As a hippie vegan with a houseplant obsession, I know all too much about blood and bone meal. If you’ve ever bought organic fertilizer, it likely contained these horrifying but nutrient-rich byproducts of slaughterhouses. While much less objectionable, Reeking Aura’s debut Blood and Bonemeal is no less vile than its namesake. Boasting band members from Grey Skies Fallen, Artificial Brain, and Buckshot Facelift, Blood and Bonemeal harks back to the halcyon days of Autopsy and Asphyx, dishing out grimy death metal riffs across the tempo spectrum.” What’s that smell?

Chat Pile – God’s Country Review

Chat Pile – God’s Country Review

“Hopelessness is both a universal and local phenomenon. It’s always the same handful of pressures that cause it; resource inaccessibility, environmental/health factors, power held by the unscrupulous, etc, but every place has its own particular aesthetic of hopelessness. Despondency in, say, Guangzhou, China will look, sound and feel different than it does in the American Midwest. Sludge/Noise band Chat Pile call their debut album God’s Country “Oklahoma’s specific brand of misery,” and indeed their name itself comes from the piles of toxic waste, left over from an unregulated lead and zinc extraction industry, poisoning towns in the Sooner State.” American nightmares.

Lathe – Tongue of Silver Review

Lathe – Tongue of Silver Review

Tongue of Silver represents two landscapes. It beats down upon the dead soil of the barren American West, empty and lonely winds plastering sun-bleached hills. But it pulses with the beating heart of its folklore, as legendary as it is flesh and blood. It’s a tall tale of the mundane, paying homage to not only Americana, but to the crushing weight of drone metal. The story it tells is not of speedy gunslingers or soul-searching troubadours but found in the negative spaces “somewhere between sand and rust:” a living, breathing, and uniquely American commentary on expansion and decay.” American threads.

Teethgrinder – Dystopia Review

Teethgrinder – Dystopia Review

“Whether in the presence of a low or high grind tide, the quest for more persists. It’s no secret that quite a few of us in the office are sickos looking for a cheap, direct-to-vein thrill. Why just the other day our own El Cuervo was at the water cooler pining for the muddy-muzzled lashing of Ass to Mouth. And who could blame him? Their 2014 outing had a unique charm of blended political samples and rough-tongued tirades against the traditional pummel and pierce of high ethanol grind. Teethgrinder understands this hunger.” Molarity ensued.

Nicolas Cage Fighter – The Bones That Grew from Pain Review

Nicolas Cage Fighter – The Bones That Grew from Pain Review

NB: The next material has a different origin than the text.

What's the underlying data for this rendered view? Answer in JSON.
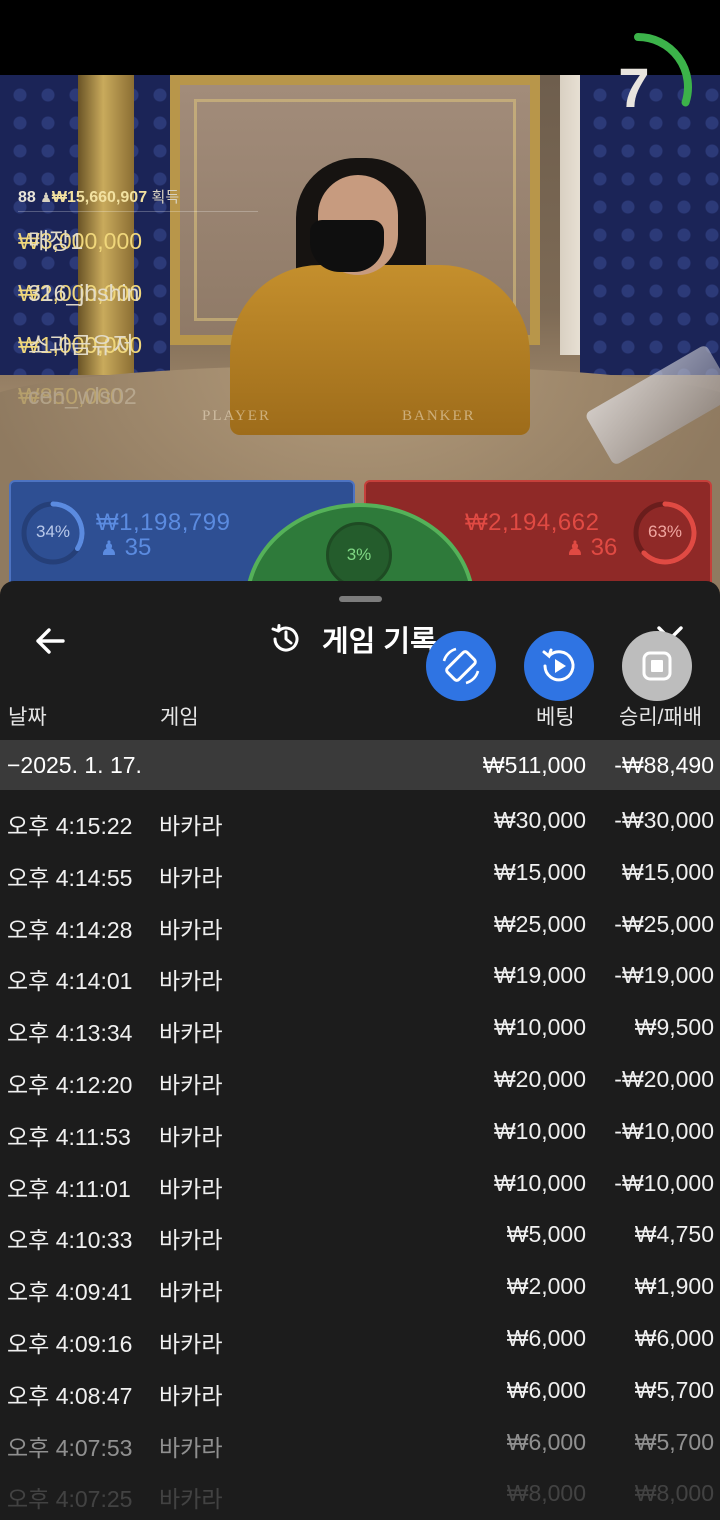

“If you’re going to name your band Nicolas Cage Fighter, it means one of two things: 1. You’re a comedy metal act that doesn’t take itself too seriously or 2. You’re so badass that you own this name completely. Surprisingly, these Aussies are the latter. They take their moniker as seriously as Dr. An. Grier takes his, and the band wastes no time getting down to the business of pummeling their listener’s ears.” National treasure or Gone in 60 seconds?

Grima – Frostbitten Review

Grima – Frostbitten Review

“Finally, I have wrested reviewing rights for Russia’s Grima from the grips of the dastardly Cherd of Doom. Not, it should be noted, because he accepts that he underrated the masked duo’s last two albums but because he has other pressing deadlines. Underrate them he did though, in my opinion at least. 2019’s Will of the Primordial and the 2021 follow up, Rotten Garden, were both 4.0s if you ask me (not that Cherd did ask me). Atmospheric black metal powered by the icy winds of the tundra and the exhaled air of a bayan or accordion, Grima is very much my cup of vodka.” Roll out the blizzard barrel.

Wailin Storms – The Silver Snake Unfolds Review

Wailin Storms – The Silver Snake Unfolds Review

“I liked a lot about Wailin Storms‘ 2020 album Rattle. Reading back over my review, I mention doom metal, post-hardcore, the High Lonesome Sound, haunted hollers and swamps and David Eugene Edwards. I called it “fire-and-brimstone snake-handling speaking in tongues nightmare music,” and friends, that’s practically my erogenous zone. The major issue with Rattle was a dearth of compositional ideas. Still, they’re one of the few gothic Americana acts out there with a metal heart, so I had high hopes for any potential follow up.” No steppy on snake.